Here’s the warning Annie received:
For some odd reason my account is the last one we can use for maintaining and updating our ITO Facebook pages. I don’t expect it to work much longer.
If you don’t see new articles from Intellectual Takeout on our Facebook feeds, it likely means that my account has also been censored by the Big Tech tyrants.
When I logged into my Facebook account to check if I could still publish, I was ironically greeted by one of Facebook’s programmed “memories” from my feed nine years ago. It couldn’t have been more fitting:
We occupy a strange and alarming moment in history. Quite a few people have a sense of foreboding doom that follows them throughout their days. For me, it seems as though we are being herded toward something, something evil that likely will mark the end of an age.
The international coordination of propaganda, rules, and responses should unsettle all of us. Consider the resources and influence required to get nearly all public health agencies, governments, media outlets, NGOs, and corporations working in unison around the world. Right now the U.S. Postal Service can’t even deliver our mail in a timely fashion!
Personally, I know what it takes to coordinate simple messaging at Charlemagne Institute. Whatever is behind the global coordination to “reset” our world must be incredibly well-funded and staffed. Even so, why are all manner of institutions and corporations going along with all of this, sometimes even spearheading the threats to our liberty themselves?
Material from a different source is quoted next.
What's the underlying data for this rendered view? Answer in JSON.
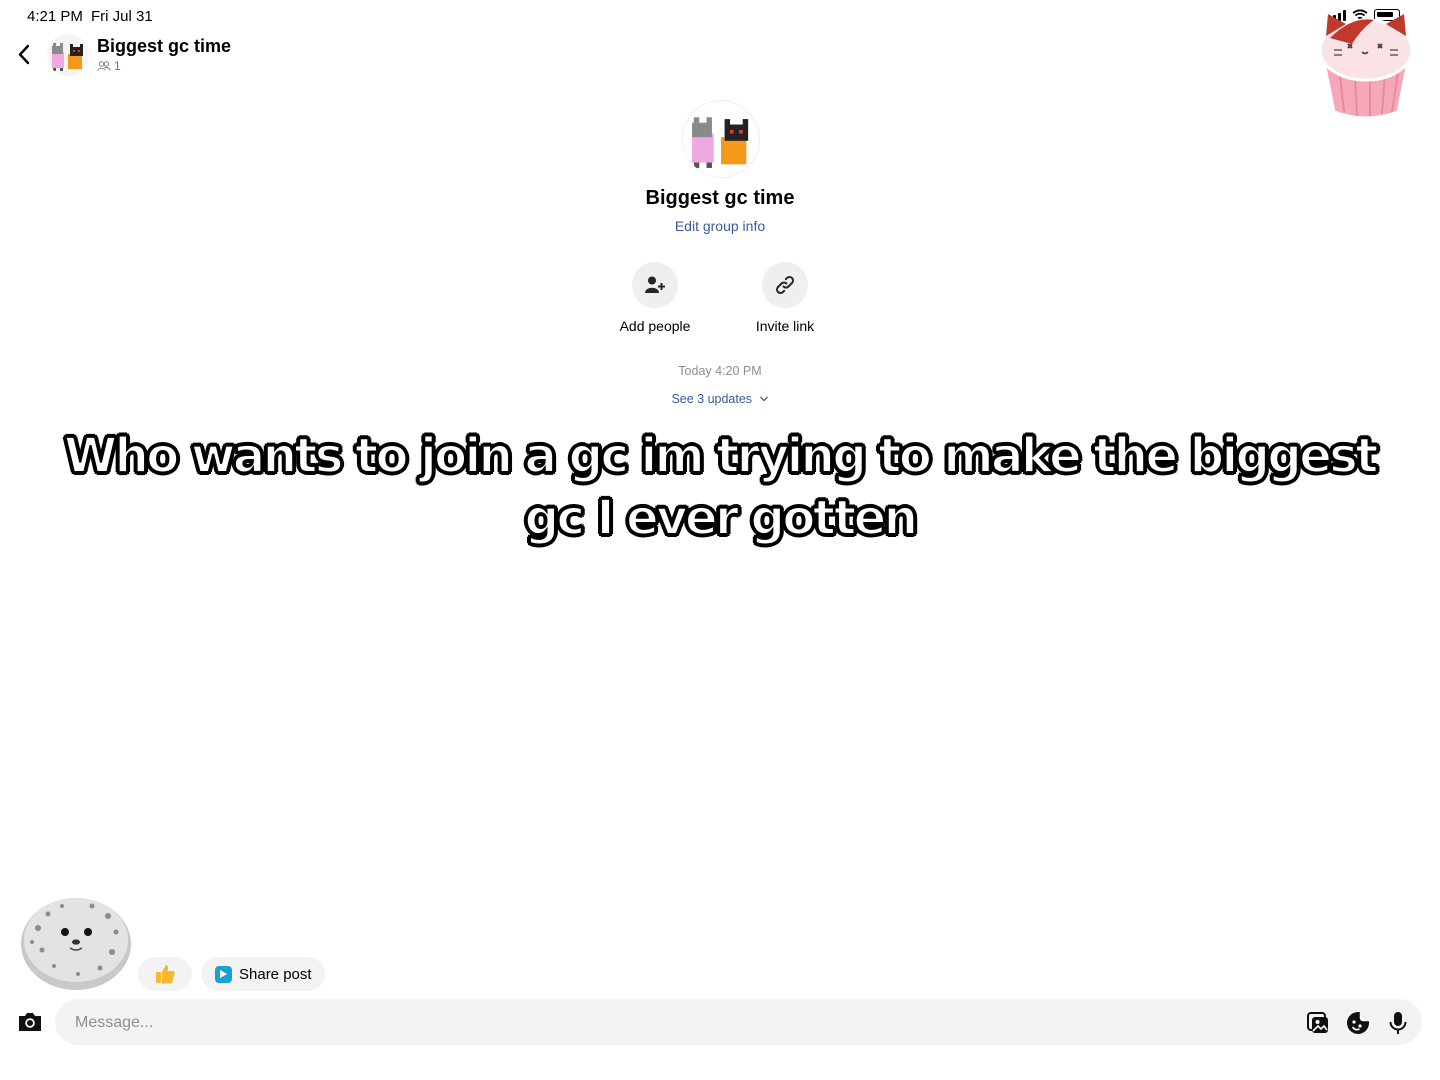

In my 42 years of life, I’ve never seen anything like it.
We are no longer dealing with just governments threatening our freedoms. No, the powers that be have realized that it is much easier for the corporations to make the policies that enforce the messaging. After all, they are private businesses and should get to do whatever they want since the Constitution applies only to governments.
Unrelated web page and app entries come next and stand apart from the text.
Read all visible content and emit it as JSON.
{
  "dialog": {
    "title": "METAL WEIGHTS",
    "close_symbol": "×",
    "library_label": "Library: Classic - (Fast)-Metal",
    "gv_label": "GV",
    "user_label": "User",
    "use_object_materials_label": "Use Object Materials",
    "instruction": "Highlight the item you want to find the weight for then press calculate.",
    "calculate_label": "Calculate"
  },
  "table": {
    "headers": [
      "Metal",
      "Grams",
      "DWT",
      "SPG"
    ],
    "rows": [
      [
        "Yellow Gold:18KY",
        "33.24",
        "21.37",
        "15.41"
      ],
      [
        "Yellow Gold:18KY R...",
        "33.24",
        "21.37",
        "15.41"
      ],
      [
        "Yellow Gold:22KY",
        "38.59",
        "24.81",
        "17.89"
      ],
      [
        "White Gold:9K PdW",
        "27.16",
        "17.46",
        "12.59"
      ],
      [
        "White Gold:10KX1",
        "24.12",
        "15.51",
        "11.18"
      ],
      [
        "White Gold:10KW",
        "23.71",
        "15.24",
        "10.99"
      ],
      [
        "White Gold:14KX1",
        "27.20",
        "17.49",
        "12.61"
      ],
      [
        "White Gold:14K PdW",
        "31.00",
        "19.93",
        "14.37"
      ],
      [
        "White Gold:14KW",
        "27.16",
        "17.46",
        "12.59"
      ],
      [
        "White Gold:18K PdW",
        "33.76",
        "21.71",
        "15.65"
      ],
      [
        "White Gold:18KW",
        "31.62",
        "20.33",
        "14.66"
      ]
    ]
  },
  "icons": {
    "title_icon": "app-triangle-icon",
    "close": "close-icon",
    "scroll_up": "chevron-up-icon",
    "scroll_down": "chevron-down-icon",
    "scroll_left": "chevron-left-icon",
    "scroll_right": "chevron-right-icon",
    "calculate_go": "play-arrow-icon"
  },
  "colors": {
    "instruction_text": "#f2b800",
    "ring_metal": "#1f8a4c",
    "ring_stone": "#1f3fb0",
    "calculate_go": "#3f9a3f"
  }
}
I fear it will get worse than just censorship. The powers that be have almost no tolerance for dissenting voices. Furthermore, they are no longer satisfied with you “keeping your mouth shut and your head down.” We are now seeing demands that we conform and publicly parrot the talking points, lest we are seen as dissidents and enemies of the public.
We will need courage in the coming months and years. Remember, courage is not the absence of fear, but rather the will to conquer your fear and do what is right and necessary.
As I noted above, neither I nor the team here at Charlemagne Institute clearly know where all of this madness will take us. We do know, though, that what is happening at an accelerating pace is likely to send all of us down the road to serfdom if we do not push back effectively.
Devin C. Foley
P.S. Since they can’t censor the mail (yet!), here’s one of our recent postcards mailed to tens of thousands of people:
Devin is the co-founder and Chief Executive Officer of Charlemagne Institute, which operates Intellectual Takeout, Chronicles: A Magazine of American Culture, and the Alcuin Internship. He is a graduate of Hillsdale College where he studied history and political science. Prior to co-founding Charlemagne Institute, he served as the Director of Development at the Center of the American Experiment, a state-based think tank in Minnesota.
Devin is a contributor to local and national newspapers, a frequent guest on a variety of talk shows, such as Minneapolis' KTLK and NPR's Talk of the Nation, and regularly shares culture and education insights presenting to civic groups, schools, and other organizations. In 2011, he was named a Young Leader by the American Swiss Foundation.
Devin and his wife have been married for eighteen years and have six children. When he's not working, Devin enjoys time with family while also relaxing through reading, horticulture, home projects, and skiing and snowboarding.